Digital media will mean that journalists will produce print, audio and video editorial, leaving it up to the consumer to decide how he or she wishes to consume a story. Media sites designed to take advantage of broadband and eventually digital paper will obliterate the limitations of today’s familiar media formats.
Want to see the way the world is heading? Look to Computerworld. Epitome talked about the Computerworld Live podcasting launch a few weeks back and we’ve got to say that for a bunch of print guys, the CW crew are doing a great job of producing something truly unique. Personally, we reckon the podcast could be a bit snappier, some of the segments and interviews tend to drag on, and we personally like the program best when it gets into analysis mode rather than just re-hashing stories from the book.
Also at the time that we first referenced Computerworld Live, we questioned whether IT execs would bother investing their precious time listening to work-related audio programs when they could probably digest the same information more quickly in print. Which is not to say we were writing off the CW Live concept, just that we had thought the jury was still out as to whether, right now, B2B podcasting was a viable vehicle.
That said, we can’t applaud the CW Live effort loudly enough because we do believe it’s tracking the path that all media will follow as convergence becomes a reality. Regardless of whether it turns out to be a money spinner, the podcast has established Computerworld as an innovator and a leader.
And that’s a role the specialist trade press really needs to reclaim.

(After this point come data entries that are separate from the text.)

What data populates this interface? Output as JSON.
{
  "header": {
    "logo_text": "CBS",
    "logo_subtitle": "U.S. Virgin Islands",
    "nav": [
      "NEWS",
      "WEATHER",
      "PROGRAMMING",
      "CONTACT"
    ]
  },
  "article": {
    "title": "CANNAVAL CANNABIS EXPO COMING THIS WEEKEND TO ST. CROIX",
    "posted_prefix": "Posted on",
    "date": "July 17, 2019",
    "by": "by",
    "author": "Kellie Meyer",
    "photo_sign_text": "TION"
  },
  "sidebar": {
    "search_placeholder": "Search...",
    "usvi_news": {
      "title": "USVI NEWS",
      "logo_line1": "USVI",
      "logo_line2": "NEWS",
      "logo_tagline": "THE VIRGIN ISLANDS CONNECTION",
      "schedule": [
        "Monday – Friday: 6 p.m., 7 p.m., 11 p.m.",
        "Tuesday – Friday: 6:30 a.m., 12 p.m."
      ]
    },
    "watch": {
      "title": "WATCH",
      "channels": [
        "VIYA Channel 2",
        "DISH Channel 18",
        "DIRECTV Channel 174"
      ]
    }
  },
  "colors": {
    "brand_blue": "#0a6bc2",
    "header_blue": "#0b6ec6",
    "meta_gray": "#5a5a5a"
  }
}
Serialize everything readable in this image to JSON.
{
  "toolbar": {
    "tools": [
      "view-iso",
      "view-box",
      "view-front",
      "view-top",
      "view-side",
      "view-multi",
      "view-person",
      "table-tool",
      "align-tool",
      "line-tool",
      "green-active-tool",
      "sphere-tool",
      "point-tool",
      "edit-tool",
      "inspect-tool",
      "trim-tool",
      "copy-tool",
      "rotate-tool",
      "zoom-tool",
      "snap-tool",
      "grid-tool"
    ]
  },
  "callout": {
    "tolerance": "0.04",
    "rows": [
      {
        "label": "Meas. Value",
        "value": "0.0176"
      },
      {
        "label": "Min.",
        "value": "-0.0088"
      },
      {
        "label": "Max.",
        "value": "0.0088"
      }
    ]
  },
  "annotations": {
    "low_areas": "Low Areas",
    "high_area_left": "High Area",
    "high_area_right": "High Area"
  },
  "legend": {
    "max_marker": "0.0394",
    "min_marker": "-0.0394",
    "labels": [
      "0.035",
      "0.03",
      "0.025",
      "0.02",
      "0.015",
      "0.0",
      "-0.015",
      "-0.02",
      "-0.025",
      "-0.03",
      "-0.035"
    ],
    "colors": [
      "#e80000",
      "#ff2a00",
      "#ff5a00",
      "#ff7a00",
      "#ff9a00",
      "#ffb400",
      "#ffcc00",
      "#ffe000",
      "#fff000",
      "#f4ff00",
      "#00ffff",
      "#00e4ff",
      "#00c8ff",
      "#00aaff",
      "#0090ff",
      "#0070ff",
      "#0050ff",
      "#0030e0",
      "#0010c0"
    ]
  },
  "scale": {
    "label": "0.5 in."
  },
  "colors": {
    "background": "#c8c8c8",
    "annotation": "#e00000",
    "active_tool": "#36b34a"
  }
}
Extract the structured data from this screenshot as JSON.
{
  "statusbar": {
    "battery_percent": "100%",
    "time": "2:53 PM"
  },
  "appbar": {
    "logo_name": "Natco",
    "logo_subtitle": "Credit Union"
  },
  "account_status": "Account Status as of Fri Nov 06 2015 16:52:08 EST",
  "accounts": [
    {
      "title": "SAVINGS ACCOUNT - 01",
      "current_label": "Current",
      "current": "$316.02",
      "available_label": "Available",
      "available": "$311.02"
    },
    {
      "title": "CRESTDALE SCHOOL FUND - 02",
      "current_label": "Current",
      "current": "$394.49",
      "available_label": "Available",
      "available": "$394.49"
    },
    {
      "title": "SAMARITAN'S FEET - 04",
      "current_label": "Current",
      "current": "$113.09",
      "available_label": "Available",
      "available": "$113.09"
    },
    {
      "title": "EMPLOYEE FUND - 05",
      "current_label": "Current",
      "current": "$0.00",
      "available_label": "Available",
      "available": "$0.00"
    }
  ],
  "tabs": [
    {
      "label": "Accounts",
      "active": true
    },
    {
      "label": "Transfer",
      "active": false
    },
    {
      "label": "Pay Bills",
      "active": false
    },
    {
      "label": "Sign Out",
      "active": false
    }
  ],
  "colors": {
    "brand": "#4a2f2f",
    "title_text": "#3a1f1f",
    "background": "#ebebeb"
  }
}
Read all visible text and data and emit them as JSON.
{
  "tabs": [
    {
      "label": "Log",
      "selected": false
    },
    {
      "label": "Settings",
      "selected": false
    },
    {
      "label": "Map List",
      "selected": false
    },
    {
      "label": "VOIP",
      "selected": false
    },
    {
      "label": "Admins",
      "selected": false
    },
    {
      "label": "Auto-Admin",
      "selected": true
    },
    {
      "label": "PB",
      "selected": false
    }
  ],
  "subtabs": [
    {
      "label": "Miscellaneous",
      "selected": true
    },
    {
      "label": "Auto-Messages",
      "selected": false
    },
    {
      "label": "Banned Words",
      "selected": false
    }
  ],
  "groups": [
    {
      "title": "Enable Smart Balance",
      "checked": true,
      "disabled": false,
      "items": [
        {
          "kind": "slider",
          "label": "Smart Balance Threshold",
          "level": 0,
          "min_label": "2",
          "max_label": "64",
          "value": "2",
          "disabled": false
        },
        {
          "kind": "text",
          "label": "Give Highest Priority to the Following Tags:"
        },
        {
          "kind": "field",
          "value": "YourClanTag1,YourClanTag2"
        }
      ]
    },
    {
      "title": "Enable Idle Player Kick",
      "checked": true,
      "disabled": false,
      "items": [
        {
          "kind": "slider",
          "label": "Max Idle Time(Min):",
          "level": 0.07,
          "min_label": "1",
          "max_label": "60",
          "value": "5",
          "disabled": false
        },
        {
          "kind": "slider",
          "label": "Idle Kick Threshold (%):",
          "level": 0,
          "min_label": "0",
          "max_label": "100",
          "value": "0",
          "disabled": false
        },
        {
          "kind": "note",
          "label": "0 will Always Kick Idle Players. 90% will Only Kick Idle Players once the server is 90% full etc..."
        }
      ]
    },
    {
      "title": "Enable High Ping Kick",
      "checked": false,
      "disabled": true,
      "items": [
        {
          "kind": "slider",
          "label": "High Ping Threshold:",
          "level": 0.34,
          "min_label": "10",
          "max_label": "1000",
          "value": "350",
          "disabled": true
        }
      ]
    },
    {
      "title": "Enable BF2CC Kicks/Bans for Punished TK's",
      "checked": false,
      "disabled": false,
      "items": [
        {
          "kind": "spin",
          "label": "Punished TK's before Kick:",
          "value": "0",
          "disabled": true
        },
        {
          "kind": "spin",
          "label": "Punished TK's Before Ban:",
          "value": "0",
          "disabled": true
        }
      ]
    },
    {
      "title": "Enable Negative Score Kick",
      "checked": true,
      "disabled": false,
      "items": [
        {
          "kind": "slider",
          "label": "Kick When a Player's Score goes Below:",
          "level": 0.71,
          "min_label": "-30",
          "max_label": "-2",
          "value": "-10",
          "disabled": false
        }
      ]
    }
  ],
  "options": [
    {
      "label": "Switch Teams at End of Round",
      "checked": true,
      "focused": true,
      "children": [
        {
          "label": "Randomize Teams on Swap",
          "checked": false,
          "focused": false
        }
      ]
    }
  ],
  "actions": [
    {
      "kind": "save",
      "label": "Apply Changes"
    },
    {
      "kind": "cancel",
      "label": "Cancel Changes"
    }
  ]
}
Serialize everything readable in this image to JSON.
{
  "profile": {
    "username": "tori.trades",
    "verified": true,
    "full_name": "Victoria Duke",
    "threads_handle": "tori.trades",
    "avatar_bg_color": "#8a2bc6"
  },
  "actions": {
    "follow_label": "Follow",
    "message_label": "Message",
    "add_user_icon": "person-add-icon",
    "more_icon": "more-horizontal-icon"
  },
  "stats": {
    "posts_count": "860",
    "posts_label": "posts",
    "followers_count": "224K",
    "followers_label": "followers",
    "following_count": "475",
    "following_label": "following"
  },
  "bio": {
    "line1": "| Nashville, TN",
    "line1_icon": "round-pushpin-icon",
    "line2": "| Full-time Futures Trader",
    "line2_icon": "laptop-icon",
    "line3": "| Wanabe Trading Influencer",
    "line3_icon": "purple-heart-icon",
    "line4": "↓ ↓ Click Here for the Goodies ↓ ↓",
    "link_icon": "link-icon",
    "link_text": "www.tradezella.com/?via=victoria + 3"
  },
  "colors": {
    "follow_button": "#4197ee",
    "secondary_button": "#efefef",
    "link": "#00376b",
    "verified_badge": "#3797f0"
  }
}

Last week, Epitome spoke to the program’s producer, Mark Jones, who is now leaving IDG to start at The Australian Financial Review. Jones told us he was quite amazed at how quickly the Computerworld team had embraced this latest extension to their work. In just a matter of weeks, Jones said, editorial planning meetings had simply evolved to take into account the weekly production of the podcast and it became a natural element of the paper’s workflow.